### EXERCISE GOAL
Please find every line in the records below that contains the word "License", and copy it.

....

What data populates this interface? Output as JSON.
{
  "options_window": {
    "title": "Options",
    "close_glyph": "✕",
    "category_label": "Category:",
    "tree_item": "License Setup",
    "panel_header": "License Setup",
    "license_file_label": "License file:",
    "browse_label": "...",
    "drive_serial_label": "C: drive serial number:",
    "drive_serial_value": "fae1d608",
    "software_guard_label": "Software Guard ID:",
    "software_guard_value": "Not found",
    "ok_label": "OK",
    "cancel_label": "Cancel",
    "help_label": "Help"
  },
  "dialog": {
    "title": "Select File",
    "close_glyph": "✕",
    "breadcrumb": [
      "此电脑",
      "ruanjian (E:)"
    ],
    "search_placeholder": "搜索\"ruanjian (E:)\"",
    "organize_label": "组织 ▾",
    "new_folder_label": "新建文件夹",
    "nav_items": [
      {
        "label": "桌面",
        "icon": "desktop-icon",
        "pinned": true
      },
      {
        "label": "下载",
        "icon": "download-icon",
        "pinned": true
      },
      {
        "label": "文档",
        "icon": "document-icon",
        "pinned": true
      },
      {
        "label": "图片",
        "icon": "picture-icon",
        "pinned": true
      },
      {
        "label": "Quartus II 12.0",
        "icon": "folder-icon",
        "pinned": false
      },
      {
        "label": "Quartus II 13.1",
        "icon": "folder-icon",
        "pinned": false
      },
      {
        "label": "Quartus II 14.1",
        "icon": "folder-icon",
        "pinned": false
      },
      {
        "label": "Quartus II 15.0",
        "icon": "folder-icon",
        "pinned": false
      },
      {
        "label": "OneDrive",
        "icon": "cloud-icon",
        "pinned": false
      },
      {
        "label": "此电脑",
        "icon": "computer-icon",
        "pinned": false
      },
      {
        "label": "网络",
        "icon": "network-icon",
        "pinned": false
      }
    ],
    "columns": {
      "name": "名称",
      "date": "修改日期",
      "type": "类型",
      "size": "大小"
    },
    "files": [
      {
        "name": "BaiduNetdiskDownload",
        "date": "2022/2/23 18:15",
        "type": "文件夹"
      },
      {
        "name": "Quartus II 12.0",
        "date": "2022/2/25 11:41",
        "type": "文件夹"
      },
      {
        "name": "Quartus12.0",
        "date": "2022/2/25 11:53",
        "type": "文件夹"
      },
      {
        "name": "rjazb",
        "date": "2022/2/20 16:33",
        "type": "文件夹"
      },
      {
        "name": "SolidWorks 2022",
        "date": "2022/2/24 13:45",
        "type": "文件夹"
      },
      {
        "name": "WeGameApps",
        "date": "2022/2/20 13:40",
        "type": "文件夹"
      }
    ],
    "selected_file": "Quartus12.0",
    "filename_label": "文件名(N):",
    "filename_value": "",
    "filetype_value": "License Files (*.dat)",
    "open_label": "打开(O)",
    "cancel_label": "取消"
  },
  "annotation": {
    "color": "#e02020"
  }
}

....

### EXPECTED ANSWER
    "tree_item": "License Setup",
    "panel_header": "License Setup",
    "license_file_label": "License file:",
    "filetype_value": "License Files (*.dat)",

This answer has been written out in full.